ALEXANDRA KIRK: The Government's planning to announce next week the merger of the two currently independent research organisations.  


They produce not just crop reports, but advice on tricky political issues too. Just this week the Federal Government relied on their socio-economic assessment to phase out the clearing of remnant vegetation in Queensland. 


Labor Senator Kerry O'Brien says alarm bells should be ringing about the impending demise of ABARE. 


KERRY O'BRIEN: One of the critical issues is the independence of research bodies like ABARE. There needs to be a degree of autonomy for that professional independence to exist.  


ALEXANDRA KIRK: In a draft merger plan, the Department of Agriculture, Fisheries and Forests criticises the current model for releasing "sensitive information with minimal, if any, consultation" and for what it calls "the propensity for professional independence" to translate into "autonomy". 


So it appears ABARE isn't being attacked politically by the Government, but from within the bureaucracy, for exercising its independence. 


Agriculture Minister Warren Truss, though, backs the plan. 


WARREN TRUSS: Well the decision is one that the Secretary will make. He's obviously spoken to me about it. I've indicated that I have a view that this sort of process is a reasonable one.  


The Government has no plans to in any way compromise the professional independence of the two bureaux. We want them to continue to provide fearless advice to the Government. 


ALEXANDRA KIRK: Both organisations are currently overseen by the head of the Agriculture Department, who favours the merger, but Labor's Kerry O'Brien is concerned ABARE's independence will be compromised through tighter controls, because the boss of the new bureau will have to report through a new advisory council to the head of the department. 


KERRY O'BRIEN: The Secretary doesn't control what's released on a day-to-day basis. He doesn't control the findings that those bodies make on the information that they collect.  
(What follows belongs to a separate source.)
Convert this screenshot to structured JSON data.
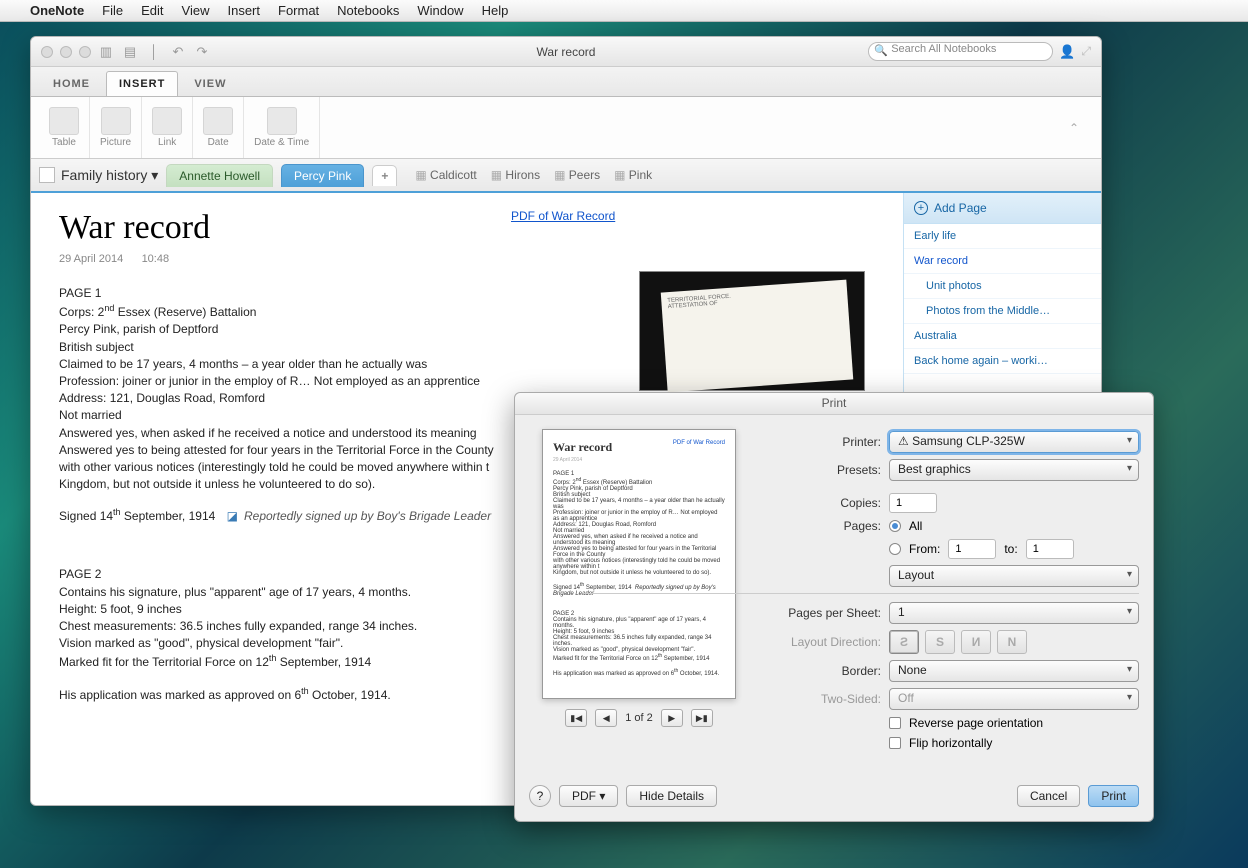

In terms of their independence, in terms of their ability to make findings that aren't constrained by the views of Government, I don't think that that control is there now and it shouldn't be.  


ALEXANDRA KIRK: Dr Robert Bain, the founding director of ABARE, says if the merger proceeds, the Bureau's unique autonomy must be protected and cherished and not tied to the political correctness of the day. 


ROBERT BAIN: The important thing is that they be independent of the day-to-day department controls and can report directly to the minister and directly to the government.  


It's an inquiring, intellectual sort of a culture that really gets people asking the hard questions rather than just saying 'oh, well, we think this is what the minister wants and let's write it this way'.  


ALEXANDRA KIRK: The Opposition says the Government should wait until there's proper consultation with industry groups, such as the New South Wales Farmers Association, headed by Mal Peters. 


MAL PETERS: Agriculture relies very heavily on the information that comes from ABARE. It is independent and always very accurate. If that capability was lost, that would be a great disadvantage for agriculture.  


ALEXANDRA KIRK: While the Government hasn't finalised its decision, AM understands the merger's still set to go ahead. 


ELEANOR HALL: Alexandra Kirk reporting.